WHAT THE EXERCISE ASKS = Reproduce the entire listing exactly. Leave the pictures out.
....
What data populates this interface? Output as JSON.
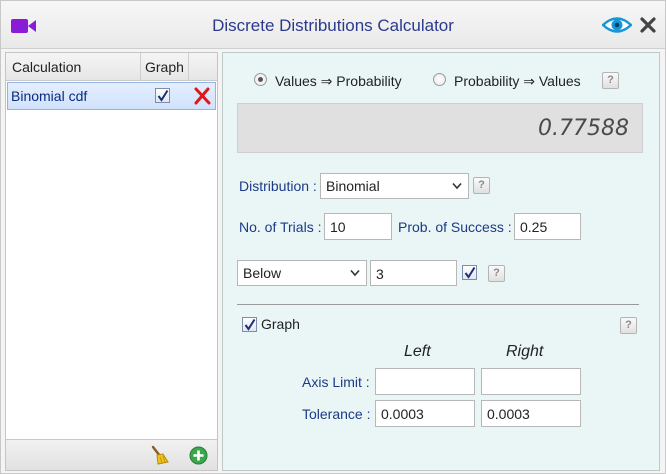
{
  "window": {
    "title": "Discrete Distributions Calculator",
    "icons": [
      "video-camera-icon",
      "eye-icon",
      "close-icon"
    ]
  },
  "left_panel": {
    "columns": {
      "calculation": "Calculation",
      "graph": "Graph"
    },
    "rows": [
      {
        "label": "Binomial cdf",
        "graph_checked": true,
        "selected": true
      }
    ],
    "footer_icons": [
      "broom-icon",
      "add-icon"
    ]
  },
  "mode": {
    "options": [
      "Values ⇒ Probability",
      "Probability ⇒ Values"
    ],
    "selected": "Values ⇒ Probability",
    "help": "?"
  },
  "result": "0.77588",
  "distribution": {
    "label": "Distribution :",
    "value": "Binomial",
    "help": "?"
  },
  "params": {
    "trials_label": "No. of Trials :",
    "trials_value": "10",
    "success_label": "Prob. of Success :",
    "success_value": "0.25"
  },
  "condition": {
    "direction": "Below",
    "value": "3",
    "checked": true,
    "help": "?"
  },
  "graph_section": {
    "label": "Graph",
    "checked": true,
    "help": "?",
    "left_header": "Left",
    "right_header": "Right",
    "axis_limit_label": "Axis Limit :",
    "axis_limit_left": "",
    "axis_limit_right": "",
    "tolerance_label": "Tolerance :",
    "tolerance_left": "0.0003",
    "tolerance_right": "0.0003"
  },
  "colors": {
    "title": "#2b3a8c",
    "accent_purple": "#8a1bd6",
    "label_blue": "#1c3a86",
    "panel_bg": "#eaf6f6",
    "delete_red": "#e01818",
    "add_green": "#3aa84a"
  }
}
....
EXERCISE OUTPUT =
What data populates this interface? Output as JSON.
{
  "window": {
    "title": "Discrete Distributions Calculator",
    "icons": [
      "video-camera-icon",
      "eye-icon",
      "close-icon"
    ]
  },
  "left_panel": {
    "columns": {
      "calculation": "Calculation",
      "graph": "Graph"
    },
    "rows": [
      {
        "label": "Binomial cdf",
        "graph_checked": true,
        "selected": true
      }
    ],
    "footer_icons": [
      "broom-icon",
      "add-icon"
    ]
  },
  "mode": {
    "options": [
      "Values ⇒ Probability",
      "Probability ⇒ Values"
    ],
    "selected": "Values ⇒ Probability",
    "help": "?"
  },
  "result": "0.77588",
  "distribution": {
    "label": "Distribution :",
    "value": "Binomial",
    "help": "?"
  },
  "params": {
    "trials_label": "No. of Trials :",
    "trials_value": "10",
    "success_label": "Prob. of Success :",
    "success_value": "0.25"
  },
  "condition": {
    "direction": "Below",
    "value": "3",
    "checked": true,
    "help": "?"
  },
  "graph_section": {
    "label": "Graph",
    "checked": true,
    "help": "?",
    "left_header": "Left",
    "right_header": "Right",
    "axis_limit_label": "Axis Limit :",
    "axis_limit_left": "",
    "axis_limit_right": "",
    "tolerance_label": "Tolerance :",
    "tolerance_left": "0.0003",
    "tolerance_right": "0.0003"
  },
  "colors": {
    "title": "#2b3a8c",
    "accent_purple": "#8a1bd6",
    "label_blue": "#1c3a86",
    "panel_bg": "#eaf6f6",
    "delete_red": "#e01818",
    "add_green": "#3aa84a"
  }
}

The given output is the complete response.